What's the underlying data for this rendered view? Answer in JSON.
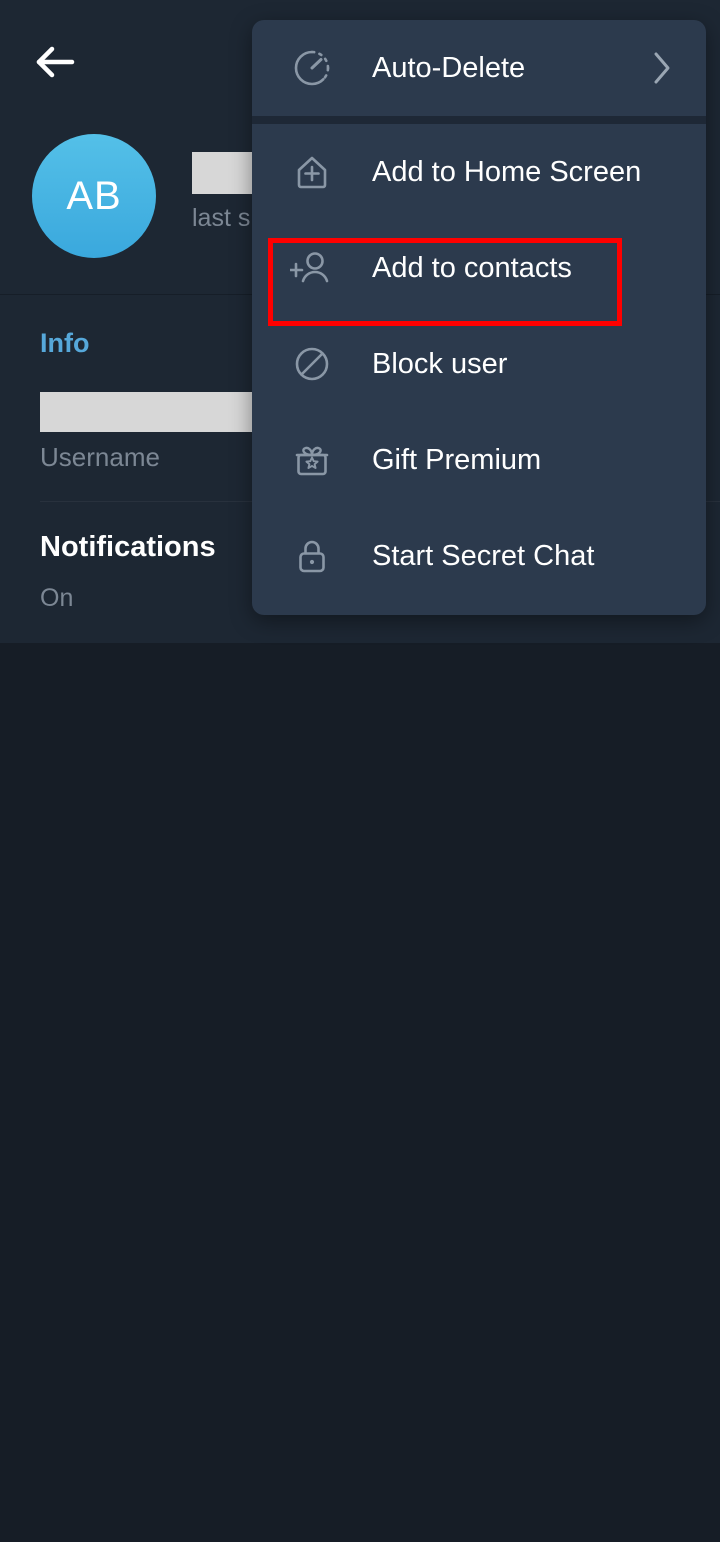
{
  "theme": {
    "page_bg": "#161d26",
    "panel_bg": "#1d2733",
    "menu_bg": "#2c3a4d",
    "accent_blue": "#56a8da",
    "avatar_blue": "#3aa8dd",
    "highlight_red": "#ff0000",
    "text_primary": "#ffffff",
    "text_secondary": "#7c8794"
  },
  "header": {
    "back_icon": "back-arrow-icon",
    "avatar_initials": "AB",
    "name_redacted": true,
    "status": "last s"
  },
  "info": {
    "section_title": "Info",
    "username_value_redacted": true,
    "username_label": "Username",
    "notifications_title": "Notifications",
    "notifications_value": "On"
  },
  "menu": {
    "items": [
      {
        "label": "Auto-Delete",
        "icon": "timer-icon",
        "chevron": true,
        "highlighted": false
      },
      {
        "label": "Add to Home Screen",
        "icon": "home-plus-icon",
        "chevron": false,
        "highlighted": false
      },
      {
        "label": "Add to contacts",
        "icon": "person-plus-icon",
        "chevron": false,
        "highlighted": true
      },
      {
        "label": "Block user",
        "icon": "block-icon",
        "chevron": false,
        "highlighted": false
      },
      {
        "label": "Gift Premium",
        "icon": "gift-icon",
        "chevron": false,
        "highlighted": false
      },
      {
        "label": "Start Secret Chat",
        "icon": "lock-icon",
        "chevron": false,
        "highlighted": false
      }
    ],
    "separator_after_index": 0
  }
}
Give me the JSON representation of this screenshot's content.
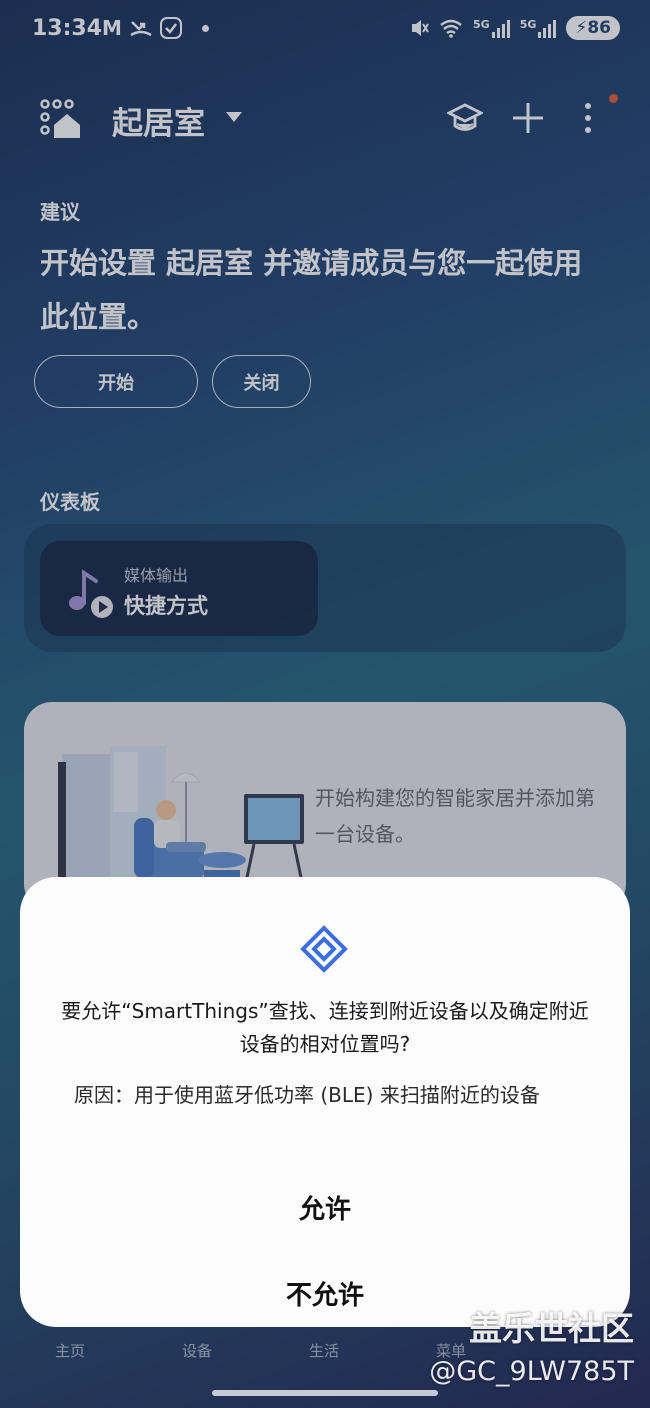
{
  "status_bar": {
    "time": "13:34",
    "notif_m": "M",
    "sig1": "5G",
    "sig2": "5G",
    "battery": "86"
  },
  "topbar": {
    "location": "起居室",
    "icons": [
      "location-home-icon",
      "learn-hat-icon",
      "add-icon",
      "more-vert-icon"
    ]
  },
  "suggestion": {
    "label": "建议",
    "text": "开始设置 起居室 并邀请成员与您一起使用此位置。",
    "start_label": "开始",
    "close_label": "关闭"
  },
  "dashboard": {
    "label": "仪表板",
    "tile_sub": "媒体输出",
    "tile_title": "快捷方式"
  },
  "card": {
    "text": "开始构建您的智能家居并添加第一台设备。"
  },
  "bottom_nav": {
    "items": [
      "主页",
      "设备",
      "生活",
      "菜单"
    ]
  },
  "dialog": {
    "question": "要允许“SmartThings”查找、连接到附近设备以及确定附近设备的相对位置吗?",
    "reason": "原因：用于使用蓝牙低功率 (BLE) 来扫描附近的设备",
    "allow_label": "允许",
    "deny_label": "不允许"
  },
  "watermark": {
    "line1": "盖乐世社区",
    "line2": "@GC_9LW785T"
  },
  "colors": {
    "accent_blue": "#3b6fe0",
    "notification_dot": "#e3623a"
  }
}
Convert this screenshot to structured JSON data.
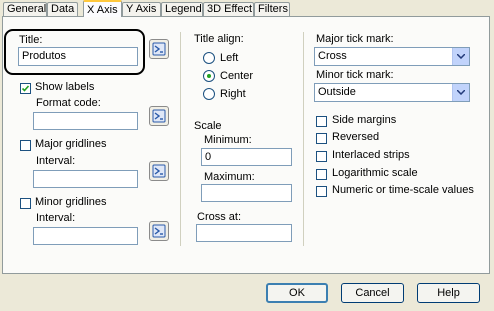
{
  "tabs": [
    {
      "label": "General"
    },
    {
      "label": "Data"
    },
    {
      "label": "X Axis"
    },
    {
      "label": "Y Axis"
    },
    {
      "label": "Legend"
    },
    {
      "label": "3D Effect"
    },
    {
      "label": "Filters"
    }
  ],
  "active_tab": "X Axis",
  "title": {
    "label": "Title:",
    "value": "Produtos"
  },
  "show_labels": {
    "label": "Show labels",
    "checked": true
  },
  "format_code": {
    "label": "Format code:",
    "value": ""
  },
  "major_gridlines": {
    "label": "Major gridlines",
    "checked": false
  },
  "major_interval": {
    "label": "Interval:",
    "value": ""
  },
  "minor_gridlines": {
    "label": "Minor gridlines",
    "checked": false
  },
  "minor_interval": {
    "label": "Interval:",
    "value": ""
  },
  "title_align": {
    "label": "Title align:",
    "options": [
      "Left",
      "Center",
      "Right"
    ],
    "selected": "Center"
  },
  "scale": {
    "label": "Scale",
    "minimum_label": "Minimum:",
    "minimum_value": "0",
    "maximum_label": "Maximum:",
    "maximum_value": ""
  },
  "cross_at": {
    "label": "Cross at:",
    "value": ""
  },
  "major_tick": {
    "label": "Major tick mark:",
    "value": "Cross"
  },
  "minor_tick": {
    "label": "Minor tick mark:",
    "value": "Outside"
  },
  "options": [
    {
      "label": "Side margins",
      "checked": false
    },
    {
      "label": "Reversed",
      "checked": false
    },
    {
      "label": "Interlaced strips",
      "checked": false
    },
    {
      "label": "Logarithmic scale",
      "checked": false
    },
    {
      "label": "Numeric or time-scale values",
      "checked": false
    }
  ],
  "buttons": {
    "ok": "OK",
    "cancel": "Cancel",
    "help": "Help"
  },
  "colors": {
    "face": "#ece9d8",
    "accent": "#3c7fb1",
    "tab_highlight": "#ffc83c"
  },
  "icons": {
    "expression_button": "expression-builder-icon",
    "dropdown": "chevron-down-icon",
    "check": "checkmark-icon"
  }
}
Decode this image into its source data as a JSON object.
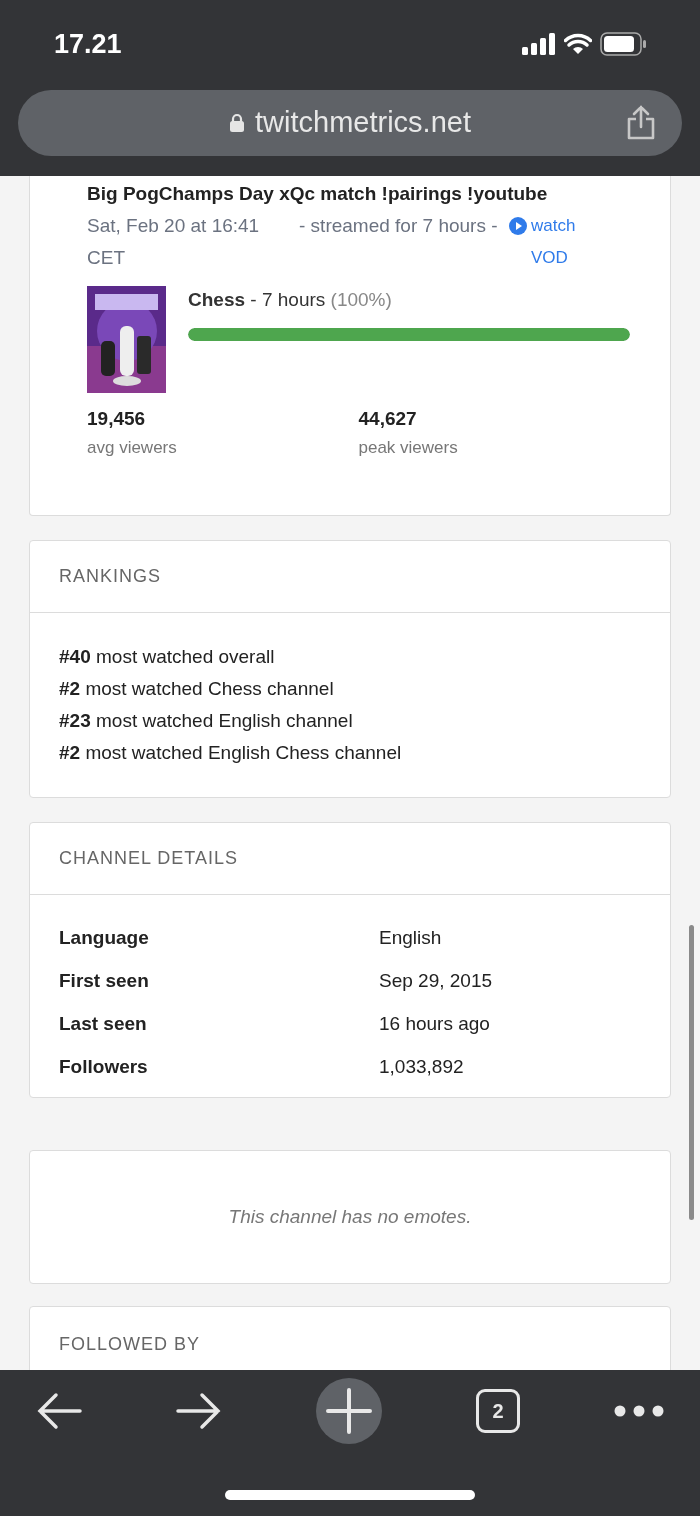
{
  "status_bar": {
    "time": "17.21"
  },
  "address_bar": {
    "url": "twitchmetrics.net"
  },
  "stream": {
    "title": "Big PogChamps Day xQc match !pairings !youtube",
    "date": "Sat, Feb 20 at 16:41 CET",
    "duration": "- streamed for 7 hours -",
    "vod_link": "watch VOD",
    "game": {
      "kind": "picture",
      "name": "Chess",
      "hours": "- 7 hours",
      "share": "(100%)",
      "level": 1.0
    },
    "stats": [
      {
        "value": "19,456",
        "label": "avg viewers"
      },
      {
        "value": "44,627",
        "label": "peak viewers"
      }
    ]
  },
  "rankings": {
    "header": "RANKINGS",
    "items": [
      "**#40** most watched overall",
      "**#2** most watched Chess channel",
      "**#23** most watched English channel",
      "**#2** most watched English Chess channel"
    ]
  },
  "channel_details": {
    "header": "CHANNEL DETAILS",
    "rows": [
      {
        "label": "Language",
        "value": "English"
      },
      {
        "label": "First seen",
        "value": "Sep 29, 2015"
      },
      {
        "label": "Last seen",
        "value": "16 hours ago"
      },
      {
        "label": "Followers",
        "value": "1,033,892"
      }
    ]
  },
  "emotes": {
    "message": "This channel has no emotes."
  },
  "followed_by": {
    "header": "FOLLOWED BY"
  },
  "toolbar": {
    "tab_count": "2"
  }
}
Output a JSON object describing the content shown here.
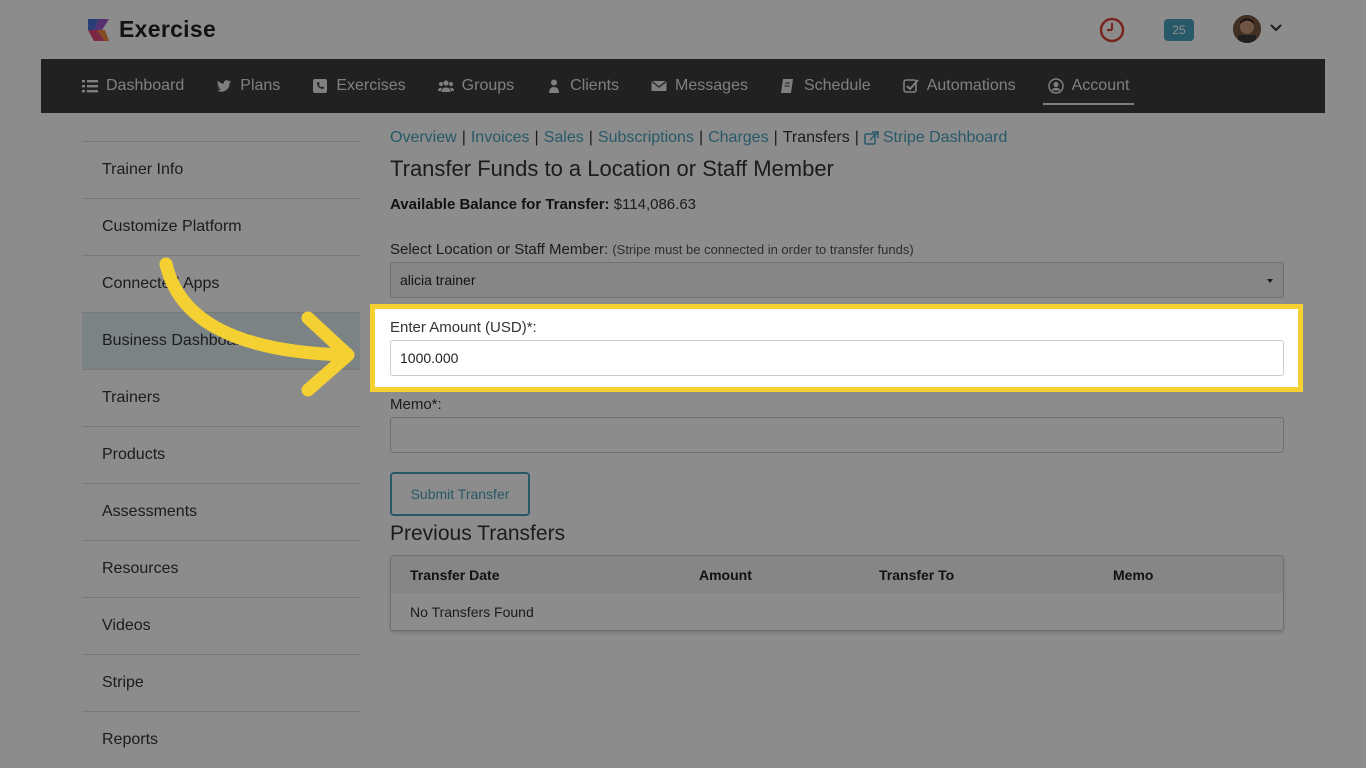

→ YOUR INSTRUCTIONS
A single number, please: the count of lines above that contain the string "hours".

→ WRITTEN REPLY
3